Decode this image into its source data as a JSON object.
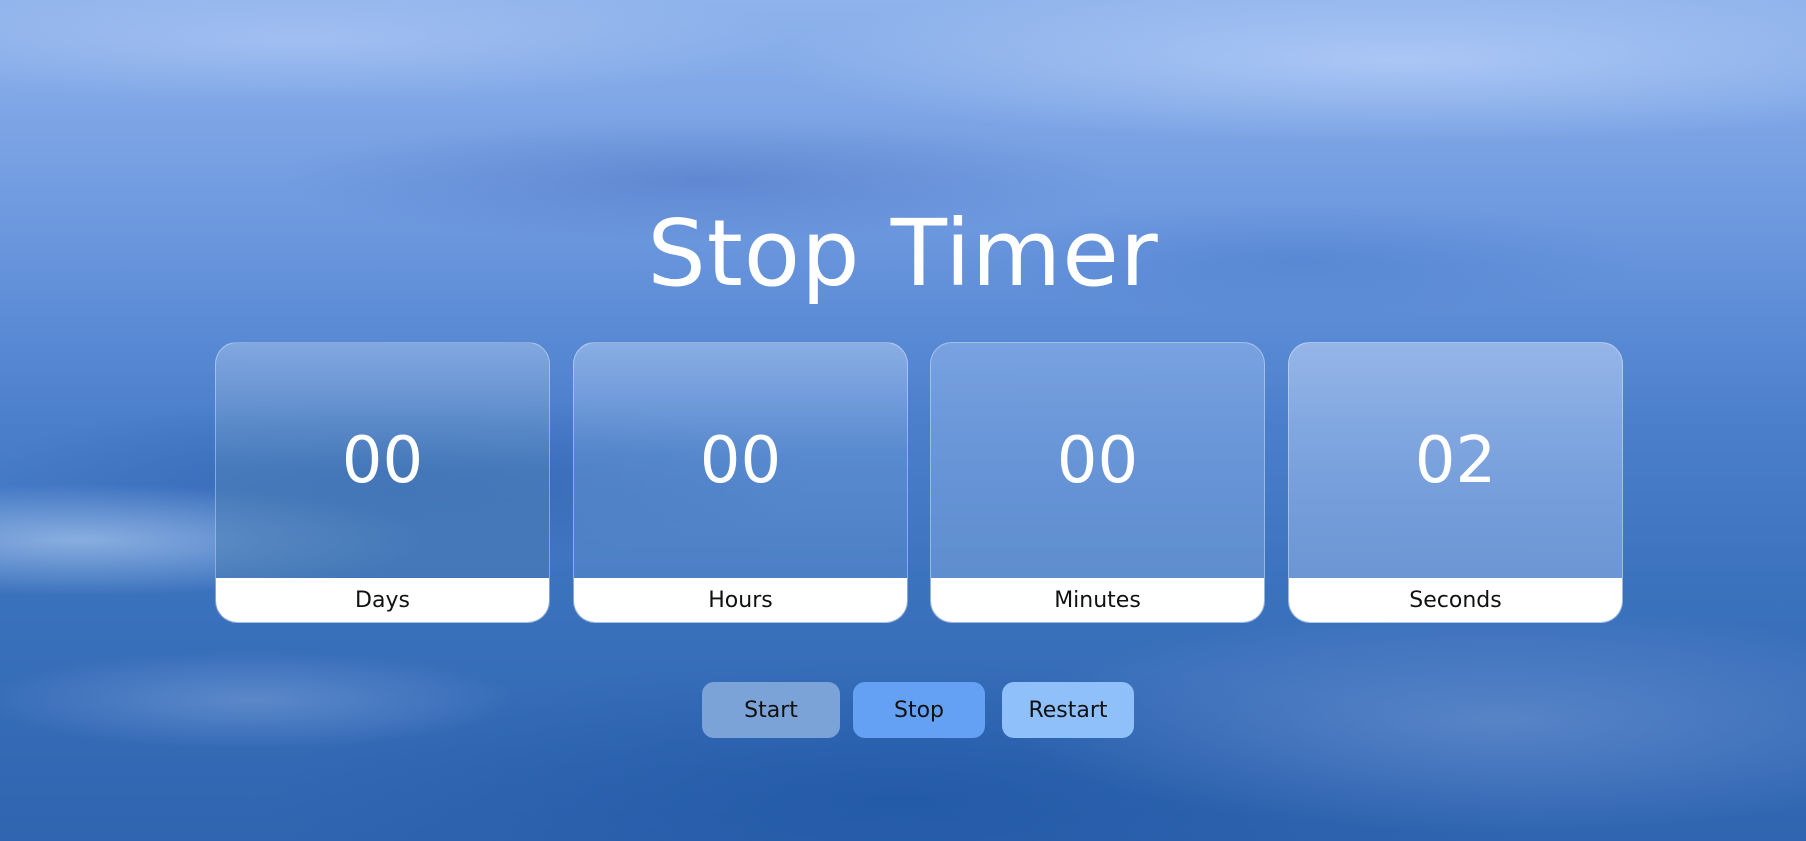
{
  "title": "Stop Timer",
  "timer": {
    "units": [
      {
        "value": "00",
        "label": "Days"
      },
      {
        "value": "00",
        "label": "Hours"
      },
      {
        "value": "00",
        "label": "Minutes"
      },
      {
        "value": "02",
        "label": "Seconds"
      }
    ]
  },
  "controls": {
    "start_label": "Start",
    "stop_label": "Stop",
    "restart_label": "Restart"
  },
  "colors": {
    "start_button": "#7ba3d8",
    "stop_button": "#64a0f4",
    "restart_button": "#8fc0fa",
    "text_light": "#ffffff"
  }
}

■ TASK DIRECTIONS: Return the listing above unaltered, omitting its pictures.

■ ANSWER:
Decode this image into its source data as a JSON object.
{
  "title": "Stop Timer",
  "timer": {
    "units": [
      {
        "value": "00",
        "label": "Days"
      },
      {
        "value": "00",
        "label": "Hours"
      },
      {
        "value": "00",
        "label": "Minutes"
      },
      {
        "value": "02",
        "label": "Seconds"
      }
    ]
  },
  "controls": {
    "start_label": "Start",
    "stop_label": "Stop",
    "restart_label": "Restart"
  },
  "colors": {
    "start_button": "#7ba3d8",
    "stop_button": "#64a0f4",
    "restart_button": "#8fc0fa",
    "text_light": "#ffffff"
  }
}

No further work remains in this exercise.